Task brief
Filter these entries so that only lines with the word "contact" remain.

(Records from a data source)
• • • • • • •

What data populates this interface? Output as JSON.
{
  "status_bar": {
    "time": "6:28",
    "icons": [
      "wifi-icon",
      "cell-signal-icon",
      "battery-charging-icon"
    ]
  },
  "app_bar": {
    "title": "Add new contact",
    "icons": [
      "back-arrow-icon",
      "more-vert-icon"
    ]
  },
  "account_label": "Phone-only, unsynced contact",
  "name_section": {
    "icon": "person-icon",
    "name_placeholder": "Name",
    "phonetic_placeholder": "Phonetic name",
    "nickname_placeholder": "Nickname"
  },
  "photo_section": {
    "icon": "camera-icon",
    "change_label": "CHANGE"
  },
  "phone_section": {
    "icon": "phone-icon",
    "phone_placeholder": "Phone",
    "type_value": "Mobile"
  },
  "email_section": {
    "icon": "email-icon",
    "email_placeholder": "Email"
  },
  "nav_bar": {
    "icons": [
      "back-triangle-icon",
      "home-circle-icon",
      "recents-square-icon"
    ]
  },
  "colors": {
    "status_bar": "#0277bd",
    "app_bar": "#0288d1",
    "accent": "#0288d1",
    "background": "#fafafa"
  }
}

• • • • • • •

Task response
    "title": "Add new contact",
  "account_label": "Phone-only, unsynced contact",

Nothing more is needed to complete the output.